Photo by Maya Sabbaghian

Dorothy, Scarecrow, Tinman and the Lion are about to embark on their journey to the Land of Oz.

Maya Sabbaghian , Co-Editor-in-Chief

Somewhere over the rainbow soared the second annual musical, “The Wizard of Oz.” A stunning display of talented performers, crew members and directors, “The Wizard of Oz” successfully merged visual and performing arts programs to create a memorable show, transporting viewers into the 1939 classic.

The casting of many of the actors were a perfect fit. Dorothy Gale (Rachel Abalos) instantly reminded me of the original Dorothy played by Judy Garland. With a strong singing voice and innocent demeanor, Abalos fit the role perfectly, smoothly drawing the audience into the show. Her polite attitude served as a stark contrast to the Wicked Witch of the West (Mahum Khan), who mastered the high-pitched, evil cackle.

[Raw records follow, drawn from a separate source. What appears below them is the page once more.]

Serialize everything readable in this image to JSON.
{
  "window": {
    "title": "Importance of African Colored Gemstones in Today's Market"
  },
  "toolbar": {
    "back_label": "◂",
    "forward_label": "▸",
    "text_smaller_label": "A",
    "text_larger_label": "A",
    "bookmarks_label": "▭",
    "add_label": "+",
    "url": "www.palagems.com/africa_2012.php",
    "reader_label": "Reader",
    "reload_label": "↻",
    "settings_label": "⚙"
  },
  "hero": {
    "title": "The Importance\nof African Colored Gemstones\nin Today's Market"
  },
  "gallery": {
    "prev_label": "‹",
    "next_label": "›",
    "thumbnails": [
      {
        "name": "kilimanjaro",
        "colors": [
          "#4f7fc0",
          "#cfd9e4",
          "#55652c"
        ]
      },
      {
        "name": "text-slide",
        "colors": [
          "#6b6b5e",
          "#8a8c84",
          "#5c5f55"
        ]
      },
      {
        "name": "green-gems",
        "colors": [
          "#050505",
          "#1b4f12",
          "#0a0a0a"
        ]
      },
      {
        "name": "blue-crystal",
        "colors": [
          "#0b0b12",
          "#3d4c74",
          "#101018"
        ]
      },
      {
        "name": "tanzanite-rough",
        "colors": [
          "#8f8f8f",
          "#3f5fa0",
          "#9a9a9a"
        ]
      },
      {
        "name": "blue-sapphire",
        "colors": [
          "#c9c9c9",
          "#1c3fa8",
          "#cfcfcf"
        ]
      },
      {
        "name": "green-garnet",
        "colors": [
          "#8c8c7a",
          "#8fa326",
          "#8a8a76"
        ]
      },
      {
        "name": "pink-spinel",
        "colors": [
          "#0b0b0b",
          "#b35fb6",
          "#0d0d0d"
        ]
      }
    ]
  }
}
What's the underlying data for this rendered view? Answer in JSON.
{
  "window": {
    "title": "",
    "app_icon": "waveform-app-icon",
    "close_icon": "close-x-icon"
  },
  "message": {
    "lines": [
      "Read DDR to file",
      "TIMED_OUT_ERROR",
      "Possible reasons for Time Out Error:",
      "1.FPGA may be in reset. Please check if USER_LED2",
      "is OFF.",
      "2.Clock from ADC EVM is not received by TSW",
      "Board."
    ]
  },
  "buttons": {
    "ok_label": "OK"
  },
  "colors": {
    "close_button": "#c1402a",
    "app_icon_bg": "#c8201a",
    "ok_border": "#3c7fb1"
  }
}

One of my favorite scenes was when a trio of trees (Tabitha Bradley, Aliyah Davis and Kylie Palacio) threw apples at Dorothy and the Scarecrow (Eric Hao). The harmony of their singing paired with the humor of the scene was enticing.

Another highlight of the show was the scene in which Portola Springs elementary school students playing the Munchkins along with other Portola High actors welcomed Dorothy to the Land of Oz. The cute, yet slightly off-beat dancing of the young children put a smile on the faces in the audience.

A large improvement from last year’s musical was the incorporation of a live orchestra instead of pre-recorded tracks. The difference is astounding, with the rich, intertwining sounds of strings, winds and percussion. The two-hours of rehearsed music accompanied the singers’ voices in a melodic manner.

The choreography for much of the musical was upbeat and simple, making it fun to watch and easy to follow. Paired with the music, it made me want to dance and sing along with the actors on stage.

Another critical aspect to the success of the show was the stage design and props. Although there were a few small malfunctions, such as the curtain that Oz (Nicholas Sanchez) hides behind falling as Toto (stuffed animal) “pulls” it open, the overall design paired effectively with lighting to set each scene.

One of the best scenes in terms of combining stage design, costumes and lighting was where Dorothy, the Scarecrow, the Tinman (Youssef Yassin) and the Lion (Ian Aros) marched through a field of poppies, falling under a sleeping spell from the Wicked Witch. The actors on stage held vibrant paper poppies while dressed as the flower itself. During the scene, snowflakes were strung down from above the actors while a deep red light flooded the stage, creating a beautiful and mysterious image.

“The Wizard of Oz” is ultimately another musical in the books. A step up from last year’s, it sets a strong precedent for the classes to come. Each scene flowed seamlessly throughout the performance, and in the end, I was reluctant to click my ruby heels and return home, back to my seat in a dark theater.